DATA FOR ANALYSIS ::
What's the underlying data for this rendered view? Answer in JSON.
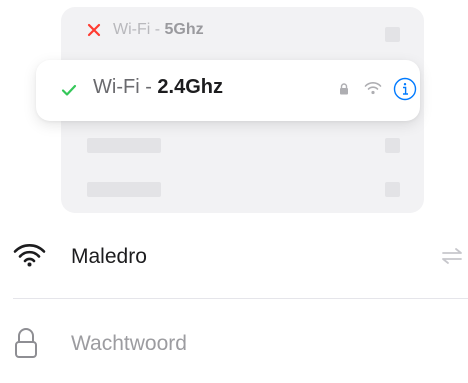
{
  "networks": {
    "unavailable": {
      "prefix": "Wi-Fi - ",
      "band": "5Ghz",
      "status_icon": "close-icon"
    },
    "selected": {
      "prefix": "Wi-Fi - ",
      "band": "2.4Ghz",
      "status_icon": "checkmark-icon"
    }
  },
  "network_field": {
    "name": "Maledro",
    "icon": "wifi-icon",
    "action_icon": "swap-icon"
  },
  "password_field": {
    "placeholder": "Wachtwoord",
    "value": "",
    "icon": "lock-icon"
  },
  "colors": {
    "error": "#ff3b30",
    "success": "#34c759",
    "accent": "#007aff",
    "muted": "#b8b8bc"
  }
}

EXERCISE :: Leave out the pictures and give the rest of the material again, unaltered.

EXPECTED ANSWER ::
What's the underlying data for this rendered view? Answer in JSON.
{
  "networks": {
    "unavailable": {
      "prefix": "Wi-Fi - ",
      "band": "5Ghz",
      "status_icon": "close-icon"
    },
    "selected": {
      "prefix": "Wi-Fi - ",
      "band": "2.4Ghz",
      "status_icon": "checkmark-icon"
    }
  },
  "network_field": {
    "name": "Maledro",
    "icon": "wifi-icon",
    "action_icon": "swap-icon"
  },
  "password_field": {
    "placeholder": "Wachtwoord",
    "value": "",
    "icon": "lock-icon"
  },
  "colors": {
    "error": "#ff3b30",
    "success": "#34c759",
    "accent": "#007aff",
    "muted": "#b8b8bc"
  }
}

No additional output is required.